INDIANAPOLIS (WTHR) — Although there isn't a cure for Alzheimer's, researchers are finding that a lifestyle of certain activities can significantly decrease a person's risk for getting the disease.
The solution isn't just one thing, it's a a combination of healthy lifestyle habits.
In a new study conducted by Rush University in Chicago, people who followed at least four of five lifestyle behaviors were shown to have a 60 percent lower risk of developing Alzheimer's dementia compared to people who only practiced one or two.
Another study from the U.K. found that among people with a heightened genetic risk of Alzheimer's and other cognitive diseases, dementia was 32 percent lower in those with a healthy lifestyle. Similarly, smokers had twice the risk of developing Alzheimer's dementia compared to non-smokers and those who had quit.
The recent study analyzed data from 1,845 participants in the Chicago Health and Aging Project and 920 from the Rush Memory and Aging Project. None of the participants suffered from dementia at the beginning of the study. Participants were given lifestyle scores that depended on how many of five possible healthy behaviors they subscribed to:
- not smoking
- exercising at a moderate to vigorous level for at least 150 minutes a week
- consuming a brain supporting diet
- light-to-moderate alcohol consumption
- engaging in late-life cognitive activities
After six years a follow-up was conducted and 608 participants had developed Alzheimer's dementia. However, analysis showed that the risk of Alzheimer's was 37 percent lower in people who practiced two of three healthy lifestyles. And 60 percent lower with participants who practiced four to five of those behaviors.
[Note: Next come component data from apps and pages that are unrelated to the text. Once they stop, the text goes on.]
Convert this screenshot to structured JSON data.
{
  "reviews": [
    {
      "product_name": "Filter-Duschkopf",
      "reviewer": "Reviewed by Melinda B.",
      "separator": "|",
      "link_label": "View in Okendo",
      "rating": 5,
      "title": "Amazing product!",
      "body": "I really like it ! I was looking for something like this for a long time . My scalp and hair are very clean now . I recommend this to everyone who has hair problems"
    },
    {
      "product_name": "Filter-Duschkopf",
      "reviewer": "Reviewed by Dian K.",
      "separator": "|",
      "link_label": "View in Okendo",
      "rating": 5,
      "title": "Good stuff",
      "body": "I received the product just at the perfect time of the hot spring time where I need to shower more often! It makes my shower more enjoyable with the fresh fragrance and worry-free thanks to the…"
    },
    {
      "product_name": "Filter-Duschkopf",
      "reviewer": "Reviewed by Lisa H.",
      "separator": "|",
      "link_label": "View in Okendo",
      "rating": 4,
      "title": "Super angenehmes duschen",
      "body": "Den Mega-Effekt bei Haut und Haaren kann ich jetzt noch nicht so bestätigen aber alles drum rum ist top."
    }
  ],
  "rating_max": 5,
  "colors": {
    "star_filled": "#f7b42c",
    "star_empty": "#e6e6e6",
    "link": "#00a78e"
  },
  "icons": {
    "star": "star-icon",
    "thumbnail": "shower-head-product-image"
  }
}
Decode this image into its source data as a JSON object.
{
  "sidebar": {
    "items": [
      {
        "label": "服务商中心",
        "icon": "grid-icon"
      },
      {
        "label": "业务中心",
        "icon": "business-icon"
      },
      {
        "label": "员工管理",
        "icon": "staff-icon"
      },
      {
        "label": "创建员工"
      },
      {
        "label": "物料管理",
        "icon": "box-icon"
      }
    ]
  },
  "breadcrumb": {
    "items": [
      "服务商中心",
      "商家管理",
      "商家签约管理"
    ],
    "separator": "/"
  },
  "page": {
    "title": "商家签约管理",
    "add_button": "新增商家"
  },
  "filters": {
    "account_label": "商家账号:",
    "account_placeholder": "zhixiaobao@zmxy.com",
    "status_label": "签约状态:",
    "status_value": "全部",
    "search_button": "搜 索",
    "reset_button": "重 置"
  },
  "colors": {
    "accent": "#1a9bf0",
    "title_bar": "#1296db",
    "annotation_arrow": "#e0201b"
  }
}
Alzheimer's is the sixth leading cause of death in the U.S., according to the CDC. It is a form of dementia.